I find this remarkably hopeful. God is still speaking. God is still acting, creating, generating newness and possibility. TED Talks make me hopeful, as I see and hear all sorts of creative, innovative people. Remember that elsewhere in the gospels, the stone which the builders rejected became the cornerstone of the new temple, which was Jesus’ body. This is the God of resurrection power, bringing forth life from death. Violence in return for violence is the way of Empire. New life emerging from death and rubble is the way of the kingdom of God, whose coming we pray for.
These are tough times for all of us, whether or not we are directly affected by violence or simply absorb the violence that permeates our society. It is important to be gentle with ourselves, so that we can be forces for gentleness and peace in a violent and combative world. My friend and teacher Maria Sirois offers these words of wisdom for times of tragedy and grief–
When tragedy strikes here is what we can do:
Feel what we feel so that neither grief nor anger become poison within us and so that others have permission to feel all that they feel.
Bear witness without flinching from darkness.
Tell the truth.
Honor the ordinary heroes among us and those who do the difficult work of holding the story in all its despair and desolation, and those who begin the long hard job of clearing and cleaning, uncovering and naming as much as can be uncovered and named.
Hold onto the bits of light that emerge wherever they do so and from whomever.
Surround those who grieve with care that is authentic and wholehearted.
Love them up, feed them, show up and show up again. Bake if you can, drive if you can, buy milk, buy water, share your memories when they are ready and until then listen. Listen. Listen.
And, however possible, be as a sequoia rooted in your conviction that none of us need go through this alone. [FB post]
And the UCC’s John Dorhauer offers these words of encouragement:
“Moved by grief, let us transform our pain into action. Let us set our hearts and our minds and our hopes on a future of meaningful action that seeks to undo (violence like) this and restore onto us a tomorrow filled with hope and promise.”

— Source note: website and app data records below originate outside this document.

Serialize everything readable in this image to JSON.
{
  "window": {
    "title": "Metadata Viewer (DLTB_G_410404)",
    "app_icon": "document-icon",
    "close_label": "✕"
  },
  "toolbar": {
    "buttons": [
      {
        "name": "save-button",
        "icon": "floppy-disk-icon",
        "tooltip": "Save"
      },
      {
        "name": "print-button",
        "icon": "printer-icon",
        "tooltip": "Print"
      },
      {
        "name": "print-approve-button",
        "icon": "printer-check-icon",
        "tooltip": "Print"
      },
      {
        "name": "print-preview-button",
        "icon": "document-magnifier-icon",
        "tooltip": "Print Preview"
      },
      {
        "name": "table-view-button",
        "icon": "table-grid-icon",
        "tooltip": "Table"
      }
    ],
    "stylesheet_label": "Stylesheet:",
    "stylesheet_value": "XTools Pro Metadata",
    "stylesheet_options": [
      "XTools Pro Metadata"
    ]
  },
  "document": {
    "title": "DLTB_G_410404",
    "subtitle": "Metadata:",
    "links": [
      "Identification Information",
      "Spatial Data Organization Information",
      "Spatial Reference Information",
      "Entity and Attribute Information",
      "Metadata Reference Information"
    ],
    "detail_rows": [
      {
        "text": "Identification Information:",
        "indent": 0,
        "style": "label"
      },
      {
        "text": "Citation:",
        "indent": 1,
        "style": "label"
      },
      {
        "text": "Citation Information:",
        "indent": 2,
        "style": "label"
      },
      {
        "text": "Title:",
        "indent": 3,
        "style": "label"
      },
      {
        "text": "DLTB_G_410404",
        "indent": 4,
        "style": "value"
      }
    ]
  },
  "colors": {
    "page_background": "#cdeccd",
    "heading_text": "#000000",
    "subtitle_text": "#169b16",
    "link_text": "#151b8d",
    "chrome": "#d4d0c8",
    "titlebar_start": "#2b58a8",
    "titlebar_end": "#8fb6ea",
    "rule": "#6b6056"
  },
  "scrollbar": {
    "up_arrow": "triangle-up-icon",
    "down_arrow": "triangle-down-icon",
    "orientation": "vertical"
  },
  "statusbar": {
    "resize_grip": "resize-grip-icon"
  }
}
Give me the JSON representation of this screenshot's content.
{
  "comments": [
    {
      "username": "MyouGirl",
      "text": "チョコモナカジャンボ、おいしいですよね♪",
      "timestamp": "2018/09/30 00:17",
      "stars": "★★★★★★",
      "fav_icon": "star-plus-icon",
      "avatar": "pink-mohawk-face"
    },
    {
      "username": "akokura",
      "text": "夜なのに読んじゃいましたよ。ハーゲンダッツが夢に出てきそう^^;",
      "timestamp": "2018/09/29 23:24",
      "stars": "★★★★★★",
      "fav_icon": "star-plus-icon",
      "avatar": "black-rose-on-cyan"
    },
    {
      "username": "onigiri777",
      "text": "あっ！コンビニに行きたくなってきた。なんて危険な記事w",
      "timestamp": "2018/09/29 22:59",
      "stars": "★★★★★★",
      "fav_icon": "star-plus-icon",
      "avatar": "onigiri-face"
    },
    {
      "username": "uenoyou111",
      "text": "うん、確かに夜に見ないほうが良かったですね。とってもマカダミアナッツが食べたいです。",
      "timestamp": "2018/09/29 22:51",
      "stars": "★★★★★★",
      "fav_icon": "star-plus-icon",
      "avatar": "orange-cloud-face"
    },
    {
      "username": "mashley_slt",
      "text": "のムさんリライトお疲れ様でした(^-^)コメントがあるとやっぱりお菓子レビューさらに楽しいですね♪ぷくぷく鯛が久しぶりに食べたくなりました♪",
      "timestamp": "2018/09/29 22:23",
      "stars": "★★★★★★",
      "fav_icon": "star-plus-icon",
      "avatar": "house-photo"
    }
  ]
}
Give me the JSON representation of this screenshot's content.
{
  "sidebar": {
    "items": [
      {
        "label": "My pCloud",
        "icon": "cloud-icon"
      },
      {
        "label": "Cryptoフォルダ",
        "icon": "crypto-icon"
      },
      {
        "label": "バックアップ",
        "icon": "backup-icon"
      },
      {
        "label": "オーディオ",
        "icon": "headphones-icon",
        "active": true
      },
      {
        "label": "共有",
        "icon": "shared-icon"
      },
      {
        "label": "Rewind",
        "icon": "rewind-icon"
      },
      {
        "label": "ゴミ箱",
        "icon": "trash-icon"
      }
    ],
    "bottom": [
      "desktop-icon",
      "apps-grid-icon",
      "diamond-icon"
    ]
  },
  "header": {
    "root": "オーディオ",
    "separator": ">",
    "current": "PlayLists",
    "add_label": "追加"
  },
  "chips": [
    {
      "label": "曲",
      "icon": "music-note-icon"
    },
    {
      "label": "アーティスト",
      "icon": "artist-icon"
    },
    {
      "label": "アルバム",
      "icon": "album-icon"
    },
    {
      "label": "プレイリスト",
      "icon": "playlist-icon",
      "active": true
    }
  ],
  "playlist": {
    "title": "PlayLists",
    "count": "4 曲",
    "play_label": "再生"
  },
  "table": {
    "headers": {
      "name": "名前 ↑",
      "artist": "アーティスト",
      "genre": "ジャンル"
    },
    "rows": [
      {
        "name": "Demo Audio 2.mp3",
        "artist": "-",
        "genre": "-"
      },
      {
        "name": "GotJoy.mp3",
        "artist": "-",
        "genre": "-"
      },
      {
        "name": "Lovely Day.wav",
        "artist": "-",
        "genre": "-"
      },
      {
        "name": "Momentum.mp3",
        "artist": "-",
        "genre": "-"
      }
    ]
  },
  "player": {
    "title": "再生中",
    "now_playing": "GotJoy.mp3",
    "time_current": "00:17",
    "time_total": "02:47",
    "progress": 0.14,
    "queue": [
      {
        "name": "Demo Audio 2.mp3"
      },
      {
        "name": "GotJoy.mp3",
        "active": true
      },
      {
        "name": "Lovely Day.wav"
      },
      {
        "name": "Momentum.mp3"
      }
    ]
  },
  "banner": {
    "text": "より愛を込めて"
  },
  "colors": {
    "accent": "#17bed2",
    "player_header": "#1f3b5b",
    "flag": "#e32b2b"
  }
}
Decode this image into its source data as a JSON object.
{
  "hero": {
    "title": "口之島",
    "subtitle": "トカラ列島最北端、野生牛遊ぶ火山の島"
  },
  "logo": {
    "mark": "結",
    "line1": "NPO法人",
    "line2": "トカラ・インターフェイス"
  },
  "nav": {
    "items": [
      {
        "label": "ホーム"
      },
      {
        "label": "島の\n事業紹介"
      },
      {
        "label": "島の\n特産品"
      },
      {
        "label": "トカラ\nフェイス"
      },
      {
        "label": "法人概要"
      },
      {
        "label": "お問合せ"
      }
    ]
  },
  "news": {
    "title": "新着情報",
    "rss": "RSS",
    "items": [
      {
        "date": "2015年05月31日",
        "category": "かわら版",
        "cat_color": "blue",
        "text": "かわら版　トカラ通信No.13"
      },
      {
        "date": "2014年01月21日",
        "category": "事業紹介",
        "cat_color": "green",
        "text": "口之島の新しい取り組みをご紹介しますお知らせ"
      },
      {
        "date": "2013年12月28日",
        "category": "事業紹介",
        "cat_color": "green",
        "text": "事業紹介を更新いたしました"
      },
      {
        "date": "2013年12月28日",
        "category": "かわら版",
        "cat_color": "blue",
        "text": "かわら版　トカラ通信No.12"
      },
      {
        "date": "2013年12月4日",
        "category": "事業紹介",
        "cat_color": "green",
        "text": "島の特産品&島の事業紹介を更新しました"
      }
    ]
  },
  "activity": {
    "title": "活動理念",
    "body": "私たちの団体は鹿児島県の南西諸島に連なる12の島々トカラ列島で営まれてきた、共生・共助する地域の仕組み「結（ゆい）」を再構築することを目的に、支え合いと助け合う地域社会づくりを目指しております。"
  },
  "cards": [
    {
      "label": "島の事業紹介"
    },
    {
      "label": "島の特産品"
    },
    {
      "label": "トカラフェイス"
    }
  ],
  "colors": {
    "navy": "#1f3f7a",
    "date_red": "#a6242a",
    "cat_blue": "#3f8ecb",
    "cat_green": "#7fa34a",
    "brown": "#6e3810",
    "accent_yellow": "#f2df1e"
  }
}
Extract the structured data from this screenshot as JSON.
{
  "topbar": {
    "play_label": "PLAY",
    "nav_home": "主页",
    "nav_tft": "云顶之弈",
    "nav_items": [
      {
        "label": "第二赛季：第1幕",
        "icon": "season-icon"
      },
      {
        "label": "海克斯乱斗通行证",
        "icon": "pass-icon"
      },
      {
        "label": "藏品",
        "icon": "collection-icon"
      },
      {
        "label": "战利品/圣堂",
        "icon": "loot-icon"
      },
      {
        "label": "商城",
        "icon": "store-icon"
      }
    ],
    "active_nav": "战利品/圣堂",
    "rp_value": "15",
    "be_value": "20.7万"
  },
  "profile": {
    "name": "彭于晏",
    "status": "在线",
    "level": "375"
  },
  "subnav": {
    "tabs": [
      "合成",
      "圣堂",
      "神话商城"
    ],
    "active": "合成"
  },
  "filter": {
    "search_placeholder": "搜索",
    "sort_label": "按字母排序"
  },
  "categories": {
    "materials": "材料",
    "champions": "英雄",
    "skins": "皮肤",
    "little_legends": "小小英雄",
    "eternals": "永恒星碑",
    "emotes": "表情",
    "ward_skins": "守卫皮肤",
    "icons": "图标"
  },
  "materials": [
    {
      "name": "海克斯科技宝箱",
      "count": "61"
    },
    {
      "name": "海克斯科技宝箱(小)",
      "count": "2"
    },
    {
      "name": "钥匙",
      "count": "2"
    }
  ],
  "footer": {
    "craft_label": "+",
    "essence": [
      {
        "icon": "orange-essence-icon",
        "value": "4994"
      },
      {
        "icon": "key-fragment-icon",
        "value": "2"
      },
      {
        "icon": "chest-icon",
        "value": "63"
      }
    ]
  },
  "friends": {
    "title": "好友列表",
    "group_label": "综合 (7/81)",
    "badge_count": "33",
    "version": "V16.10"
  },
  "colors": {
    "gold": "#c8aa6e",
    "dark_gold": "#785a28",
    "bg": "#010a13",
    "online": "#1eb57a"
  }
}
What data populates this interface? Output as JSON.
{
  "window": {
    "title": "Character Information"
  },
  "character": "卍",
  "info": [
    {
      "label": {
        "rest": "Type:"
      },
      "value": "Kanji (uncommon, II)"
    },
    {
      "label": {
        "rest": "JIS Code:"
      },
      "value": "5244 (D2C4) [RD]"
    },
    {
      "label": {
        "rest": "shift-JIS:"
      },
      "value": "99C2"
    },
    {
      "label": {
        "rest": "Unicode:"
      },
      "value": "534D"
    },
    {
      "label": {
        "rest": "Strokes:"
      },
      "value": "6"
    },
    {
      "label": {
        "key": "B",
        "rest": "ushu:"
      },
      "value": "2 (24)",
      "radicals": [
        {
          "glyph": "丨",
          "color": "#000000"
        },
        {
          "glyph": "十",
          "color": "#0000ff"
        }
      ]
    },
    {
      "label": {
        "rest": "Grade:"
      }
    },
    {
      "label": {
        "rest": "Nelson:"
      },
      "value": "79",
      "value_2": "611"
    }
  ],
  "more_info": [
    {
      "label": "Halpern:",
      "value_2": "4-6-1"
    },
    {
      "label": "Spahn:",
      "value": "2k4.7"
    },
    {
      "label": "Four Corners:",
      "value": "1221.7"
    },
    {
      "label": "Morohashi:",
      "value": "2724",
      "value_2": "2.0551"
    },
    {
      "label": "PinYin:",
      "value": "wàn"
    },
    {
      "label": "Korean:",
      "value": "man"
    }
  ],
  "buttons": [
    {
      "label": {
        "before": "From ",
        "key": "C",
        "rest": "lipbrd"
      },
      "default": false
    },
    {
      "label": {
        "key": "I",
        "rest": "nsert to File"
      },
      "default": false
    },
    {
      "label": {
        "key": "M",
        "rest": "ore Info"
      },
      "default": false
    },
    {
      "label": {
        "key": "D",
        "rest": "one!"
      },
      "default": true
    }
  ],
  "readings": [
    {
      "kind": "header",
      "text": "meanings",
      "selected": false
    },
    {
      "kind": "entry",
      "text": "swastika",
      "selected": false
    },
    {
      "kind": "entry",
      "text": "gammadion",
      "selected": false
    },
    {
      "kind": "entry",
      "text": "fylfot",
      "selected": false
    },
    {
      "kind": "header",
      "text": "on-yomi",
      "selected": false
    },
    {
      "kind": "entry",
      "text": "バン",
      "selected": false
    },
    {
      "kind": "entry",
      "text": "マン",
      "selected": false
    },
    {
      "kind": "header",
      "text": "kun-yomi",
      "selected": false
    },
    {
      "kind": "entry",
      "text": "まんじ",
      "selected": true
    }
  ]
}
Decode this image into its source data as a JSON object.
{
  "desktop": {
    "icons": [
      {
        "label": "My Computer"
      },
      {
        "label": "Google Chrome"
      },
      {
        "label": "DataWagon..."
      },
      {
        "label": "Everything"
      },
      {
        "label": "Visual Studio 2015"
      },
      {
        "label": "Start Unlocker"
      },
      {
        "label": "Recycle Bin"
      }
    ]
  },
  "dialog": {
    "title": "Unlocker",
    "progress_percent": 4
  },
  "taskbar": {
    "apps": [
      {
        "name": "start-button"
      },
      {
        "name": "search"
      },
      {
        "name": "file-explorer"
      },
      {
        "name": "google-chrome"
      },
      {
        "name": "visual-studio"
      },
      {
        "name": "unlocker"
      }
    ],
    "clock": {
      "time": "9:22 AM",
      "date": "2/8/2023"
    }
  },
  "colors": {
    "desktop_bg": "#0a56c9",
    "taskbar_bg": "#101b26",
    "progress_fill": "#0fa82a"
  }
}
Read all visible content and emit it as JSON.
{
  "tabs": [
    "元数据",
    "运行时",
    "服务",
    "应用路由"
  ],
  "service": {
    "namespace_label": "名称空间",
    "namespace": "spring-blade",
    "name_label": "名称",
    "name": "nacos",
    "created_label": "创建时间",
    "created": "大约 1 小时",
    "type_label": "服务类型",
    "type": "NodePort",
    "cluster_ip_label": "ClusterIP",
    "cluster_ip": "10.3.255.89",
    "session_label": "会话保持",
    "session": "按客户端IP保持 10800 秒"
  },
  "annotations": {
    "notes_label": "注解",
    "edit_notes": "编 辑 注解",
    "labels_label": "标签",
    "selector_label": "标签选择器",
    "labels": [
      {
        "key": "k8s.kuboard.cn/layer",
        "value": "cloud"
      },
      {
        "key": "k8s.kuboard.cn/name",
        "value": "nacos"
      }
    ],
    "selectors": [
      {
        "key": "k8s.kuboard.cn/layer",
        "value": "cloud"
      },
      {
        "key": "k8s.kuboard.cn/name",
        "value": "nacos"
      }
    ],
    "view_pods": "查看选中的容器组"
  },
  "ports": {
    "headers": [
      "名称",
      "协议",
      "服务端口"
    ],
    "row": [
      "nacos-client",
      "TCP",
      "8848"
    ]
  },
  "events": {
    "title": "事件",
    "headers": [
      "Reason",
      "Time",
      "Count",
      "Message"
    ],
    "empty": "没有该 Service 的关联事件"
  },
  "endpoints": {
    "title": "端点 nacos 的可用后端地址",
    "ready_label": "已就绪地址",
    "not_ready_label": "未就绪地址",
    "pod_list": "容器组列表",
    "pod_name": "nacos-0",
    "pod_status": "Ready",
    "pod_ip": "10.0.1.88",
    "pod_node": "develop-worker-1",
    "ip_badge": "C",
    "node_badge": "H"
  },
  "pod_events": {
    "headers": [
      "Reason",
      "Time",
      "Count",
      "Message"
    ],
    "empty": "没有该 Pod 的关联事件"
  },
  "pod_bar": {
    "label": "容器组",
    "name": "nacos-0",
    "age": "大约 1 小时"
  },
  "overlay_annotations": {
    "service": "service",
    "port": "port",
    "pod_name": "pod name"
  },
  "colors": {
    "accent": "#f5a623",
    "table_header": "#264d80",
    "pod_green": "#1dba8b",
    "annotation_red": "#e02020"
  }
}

My sisters and brothers, may it be so. Amen.
Rev. Mary H. Lee-Clark